The clients wanted a modest (1700 sf, including screened porches and loft bedroom) camp to accommodate  their family of four as well as guests. There is an overflow platform tent when additional sleeping quarters are needed.

The program was divided into small “pods” linked by porches. There is a one-and-half story 

sleeping pod with a main level bedroom, loft bedroom, full bath, and storage. An entry porch links the sleeping pod to the kitchen/living pod. Off the kitchen/living pod is a large screened in porch with sweeping views to of the pond. The porch is designed with flexibility in mind to allow for half of the space to be closed off with folding glass panels to protect from the elements in inclement weather. Seasonally the bedroom pod can be closed off and custom built futons and a high loft allow for sleeping space near a soapstone wood stove. 
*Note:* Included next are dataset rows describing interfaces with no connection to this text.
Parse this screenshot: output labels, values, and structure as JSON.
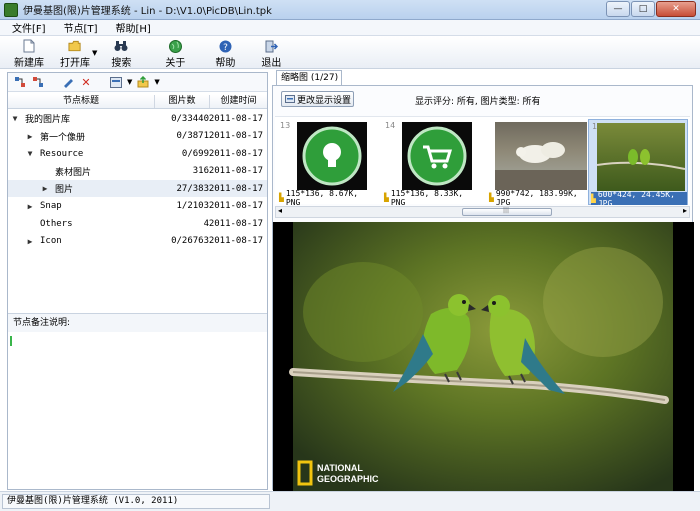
{
  "window": {
    "title": "伊曼基图(限)片管理系统 - Lin - D:\\V1.0\\PicDB\\Lin.tpk",
    "minimize": "—",
    "maximize": "□",
    "close": "✕"
  },
  "menu": [
    "文件[F]",
    "节点[T]",
    "帮助[H]"
  ],
  "toolbar": {
    "new": "新建库",
    "open": "打开库",
    "search": "搜索",
    "about": "关于",
    "help": "帮助",
    "exit": "退出"
  },
  "tree": {
    "headers": [
      "节点标题",
      "图片数",
      "创建时间"
    ],
    "rows": [
      {
        "label": "我的图片库",
        "count": "0/33440",
        "date": "2011-08-17",
        "expander": "▼",
        "indent": 0
      },
      {
        "label": "第一个像册",
        "count": "0/3871",
        "date": "2011-08-17",
        "expander": "▶",
        "indent": 1
      },
      {
        "label": "Resource",
        "count": "0/699",
        "date": "2011-08-17",
        "expander": "▼",
        "indent": 1
      },
      {
        "label": "素材图片",
        "count": "316",
        "date": "2011-08-17",
        "expander": "",
        "indent": 2
      },
      {
        "label": "图片",
        "count": "27/383",
        "date": "2011-08-17",
        "expander": "▶",
        "indent": 2
      },
      {
        "label": "Snap",
        "count": "1/2103",
        "date": "2011-08-17",
        "expander": "▶",
        "indent": 1
      },
      {
        "label": "Others",
        "count": "4",
        "date": "2011-08-17",
        "expander": "",
        "indent": 1
      },
      {
        "label": "Icon",
        "count": "0/26763",
        "date": "2011-08-17",
        "expander": "▶",
        "indent": 1
      }
    ]
  },
  "notes": {
    "title": "节点备注说明:"
  },
  "tab": {
    "label": "缩略图 (1/27)"
  },
  "settings_button": "更改显示设置",
  "filter": "显示评分: 所有, 图片类型: 所有",
  "thumbs": [
    {
      "num": "13",
      "caption": "115*136, 8.67K, PNG"
    },
    {
      "num": "14",
      "caption": "115*136, 8.33K, PNG"
    },
    {
      "num": "",
      "caption": "990*742, 183.99K, JPG"
    },
    {
      "num": "16",
      "caption": "600*424, 24.45K, JPG"
    }
  ],
  "preview": {
    "watermark_line1": "NATIONAL",
    "watermark_line2": "GEOGRAPHIC"
  },
  "status": "伊曼基图(限)片管理系统 (V1.0, 2011)",
  "colors": {
    "icon_green": "#2f9e3a",
    "selection": "#cfe0f5",
    "accent_blue": "#3a6fb5"
  }
}
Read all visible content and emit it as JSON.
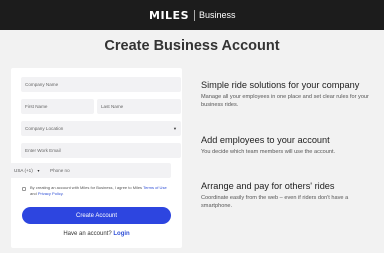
{
  "header": {
    "logo": "MILES",
    "product": "Business"
  },
  "page": {
    "title": "Create Business Account"
  },
  "form": {
    "company_name_placeholder": "Company Name",
    "first_name_placeholder": "First Name",
    "last_name_placeholder": "Last Name",
    "company_location_placeholder": "Company Location",
    "work_email_placeholder": "Enter Work Email",
    "country_code": "USA (+1)",
    "phone_placeholder": "Phone no",
    "terms_prefix": "By creating an account with Miles for Business, I agree to Miles",
    "terms_link": "Terms of Use",
    "terms_and": "and",
    "privacy_link": "Privacy Policy",
    "terms_suffix": ".",
    "submit_label": "Create Account",
    "login_prompt": "Have an account?",
    "login_link": "Login"
  },
  "features": [
    {
      "title": "Simple ride solutions for your company",
      "description": "Manage all your employees in one place and set clear rules for your business rides."
    },
    {
      "title": "Add employees to your account",
      "description": "You decide which team members will use the account."
    },
    {
      "title": "Arrange and pay for others' rides",
      "description": "Coordinate easily from the web – even if riders don't have a smartphone."
    }
  ],
  "colors": {
    "primary": "#2d45e0",
    "header_bg": "#1c1c1c",
    "page_bg": "#f2f2f2"
  },
  "icons": {
    "select_chevron": "chevron-down-icon"
  }
}
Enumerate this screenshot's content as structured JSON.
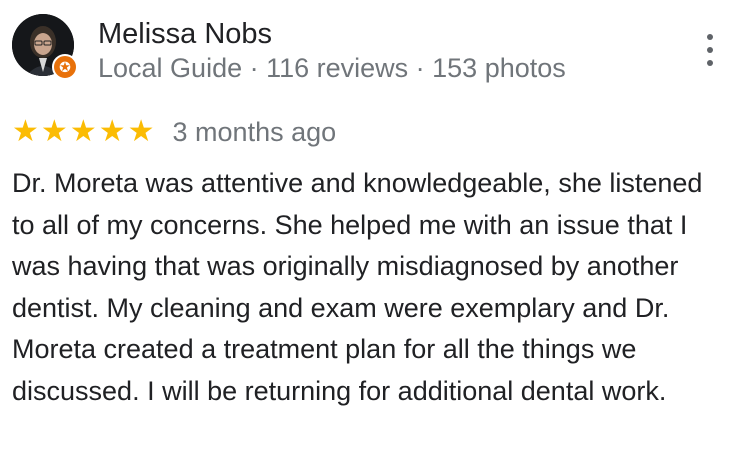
{
  "reviewer": {
    "name": "Melissa Nobs",
    "meta": "Local Guide · 116 reviews · 153 photos",
    "badge_icon": "local-guide-star-icon"
  },
  "review": {
    "rating": 5,
    "rating_max": 5,
    "star_glyph": "★",
    "date": "3 months ago",
    "text": "Dr. Moreta was attentive and knowledgeable, she listened to all of my concerns. She helped me with an issue that I was having that was originally misdiagnosed by another dentist. My cleaning and exam were exemplary and Dr. Moreta created a treatment plan for all the things we discussed. I will be returning for additional dental work."
  },
  "colors": {
    "star": "#fbbc04",
    "text": "#202124",
    "secondary_text": "#70757a",
    "badge": "#e8710a"
  }
}
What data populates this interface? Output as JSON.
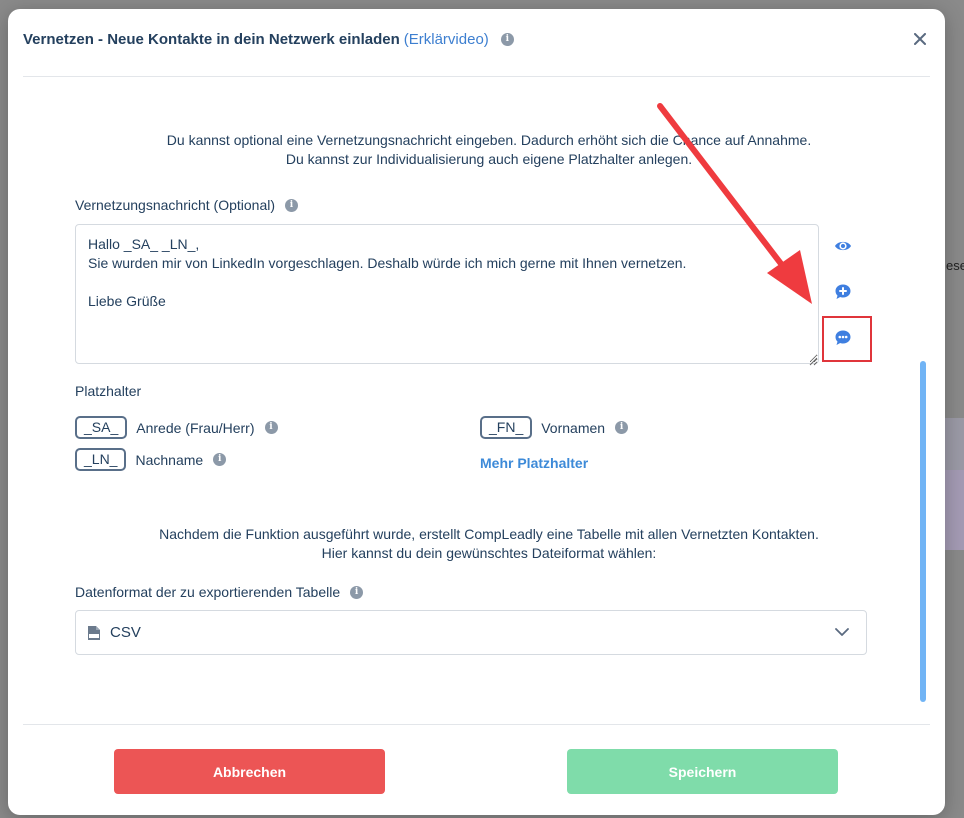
{
  "modal": {
    "title": "Vernetzen - Neue Kontakte in dein Netzwerk einladen",
    "title_link": "(Erklärvideo)",
    "intro_line1": "Du kannst optional eine Vernetzungsnachricht eingeben. Dadurch erhöht sich die Chance auf Annahme.",
    "intro_line2": "Du kannst zur Individualisierung auch eigene Platzhalter anlegen.",
    "message_label": "Vernetzungsnachricht (Optional)",
    "message_value": "Hallo _SA_ _LN_,\nSie wurden mir von LinkedIn vorgeschlagen. Deshalb würde ich mich gerne mit Ihnen vernetzen.\n\nLiebe Grüße",
    "placeholders_label": "Platzhalter",
    "placeholders": [
      {
        "tag": "_SA_",
        "desc": "Anrede (Frau/Herr)"
      },
      {
        "tag": "_LN_",
        "desc": "Nachname"
      },
      {
        "tag": "_FN_",
        "desc": "Vornamen"
      }
    ],
    "more_placeholders": "Mehr Platzhalter",
    "export_line1": "Nachdem die Funktion ausgeführt wurde, erstellt CompLeadly eine Tabelle mit allen Vernetzten Kontakten.",
    "export_line2": "Hier kannst du dein gewünschtes Dateiformat wählen:",
    "format_label": "Datenformat der zu exportierenden Tabelle",
    "format_value": "CSV",
    "cancel_label": "Abbrechen",
    "save_label": "Speichern"
  },
  "background": {
    "text": "ese"
  },
  "colors": {
    "title": "#24405e",
    "link": "#3d7fd0",
    "cancel": "#ec5555",
    "save": "#7fdcaa",
    "icon_blue": "#3f7fe0",
    "highlight": "#e0353b",
    "scrollbar": "#71b4f5"
  },
  "icons": {
    "info": "info-icon",
    "close": "close-icon",
    "preview": "eye-icon",
    "add": "plus-bubble-icon",
    "message": "chat-bubble-icon",
    "file": "csv-file-icon",
    "dropdown": "chevron-down-icon"
  }
}
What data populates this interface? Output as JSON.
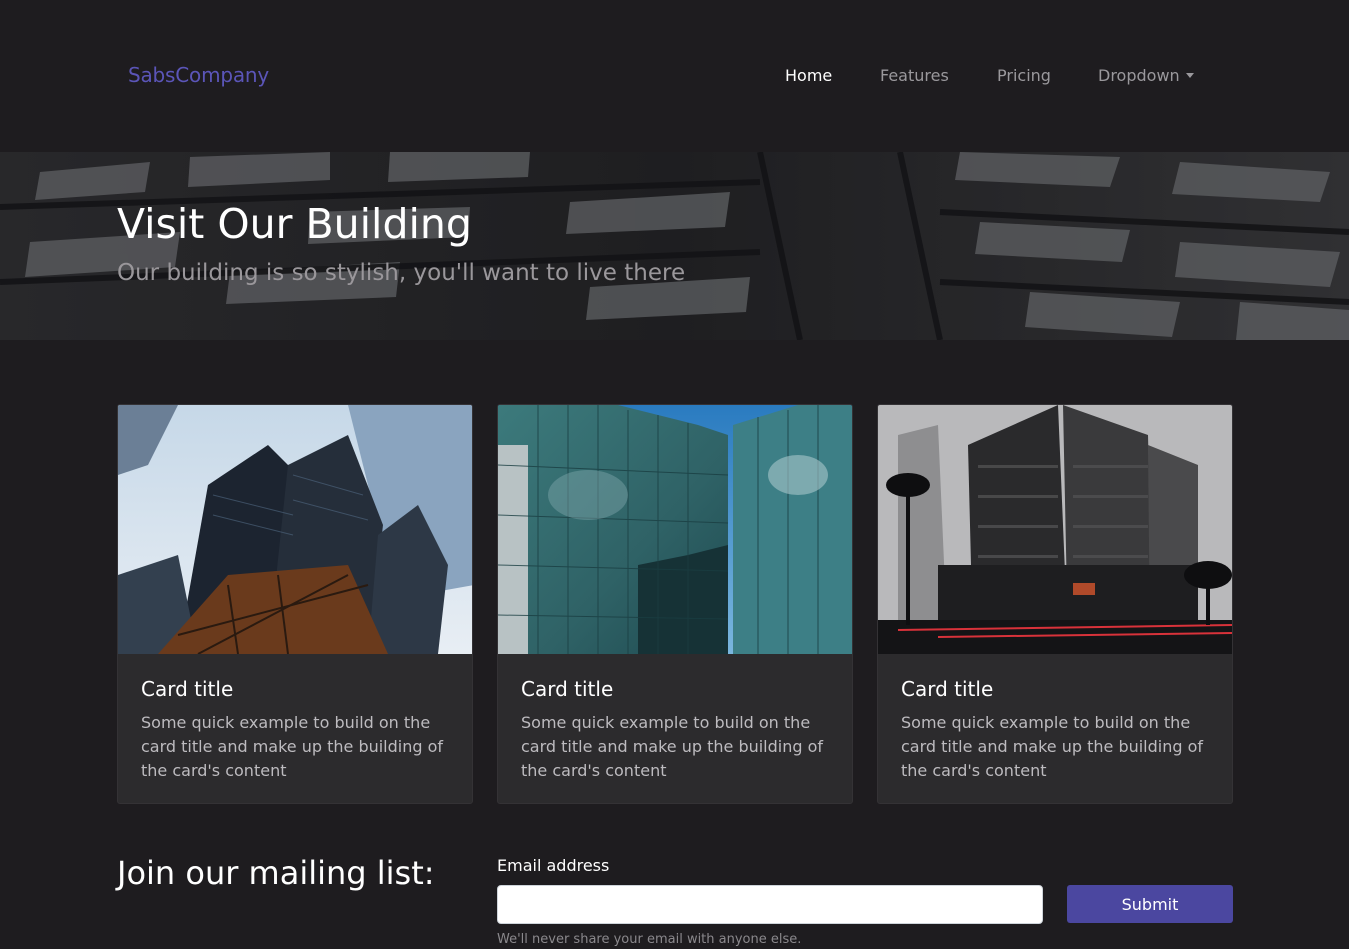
{
  "brand": "SabsCompany",
  "nav": {
    "items": [
      {
        "label": "Home",
        "active": true
      },
      {
        "label": "Features",
        "active": false
      },
      {
        "label": "Pricing",
        "active": false
      },
      {
        "label": "Dropdown",
        "active": false
      }
    ]
  },
  "hero": {
    "title": "Visit Our Building",
    "subtitle": "Our building is so stylish, you'll want to live there"
  },
  "cards": [
    {
      "title": "Card title",
      "text": "Some quick example to build on the card title and make up the building of the card's content",
      "image": "skyscrapers-looking-up-photo"
    },
    {
      "title": "Card title",
      "text": "Some quick example to build on the card title and make up the building of the card's content",
      "image": "curved-glass-facade-photo"
    },
    {
      "title": "Card title",
      "text": "Some quick example to build on the card title and make up the building of the card's content",
      "image": "dark-towers-street-photo"
    }
  ],
  "mailing": {
    "heading": "Join our mailing list:",
    "email_label": "Email address",
    "email_value": "",
    "submit_label": "Submit",
    "help_text": "We'll never share your email with anyone else."
  },
  "colors": {
    "background": "#1e1c1f",
    "brand": "#5b55b8",
    "card_background": "#2c2b2d",
    "button": "#4b47a0"
  }
}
Not wanting to detract from the beauty of the wooded site the camp was designed to blend in with the surroundings. Because the island is located on the less developed end of the pond the clients and design team were very sensitive to making sure the building was screened from view and light and transparent. The inspiration for camp was found in modest Scandinavian camps that blended into the natural surroundings. The building is highly crafted, with every finish being carefully selected. Shed roofs were used to focus and open the views out towards the water and woods and flood the spaces with natural light.


The builder, Henry Banks, sourced southern yellow pine timbers from a dismantled Maine paper mill which were milled to size for roof framing and select woodwork, revealing the beauty of the reclaimed wood. A select number of oak trees were cleared for the new camp as well as to create a small clearing to provide adequate sun on a small shed with solar hot water and solar electric panels on a pivoting roof (to seasonally optimize the sun angle) and these trees were also milled on site with a portable sawmill, this wood was used for some interior finished as well furniture.

The design goal for the exterior siding was to mimic the feel and color of bark so hand-split cedar shakes were used to provide texture and a semi-transparent charcoal gray stain was used. To  blur the boundary between the interior and exterior the same cedar shake finish was used in the porches, as well as the stair hall, full bath, and loft bedroom.

The camp’s seasonal nature allowed for a generous amount of windows to maximize natural light and further blur the boundary between the interior and exterior, bringing in dramatic views of the pond as well as the towering oak trees.

To maximize sunlight (limited electricity) site-built custom skylights were incorporated in the metal standing seam roofs in the porch, kitchen, stair hall, and full bath. The skylights provide views of the soaring oak trees that the camp is nestled in between.

Other materials used include douglas fir ceilings, soffits and wall boarding, torrefied oak flooring, garapa flooring with torrefied oak spacers, garapa screen doors.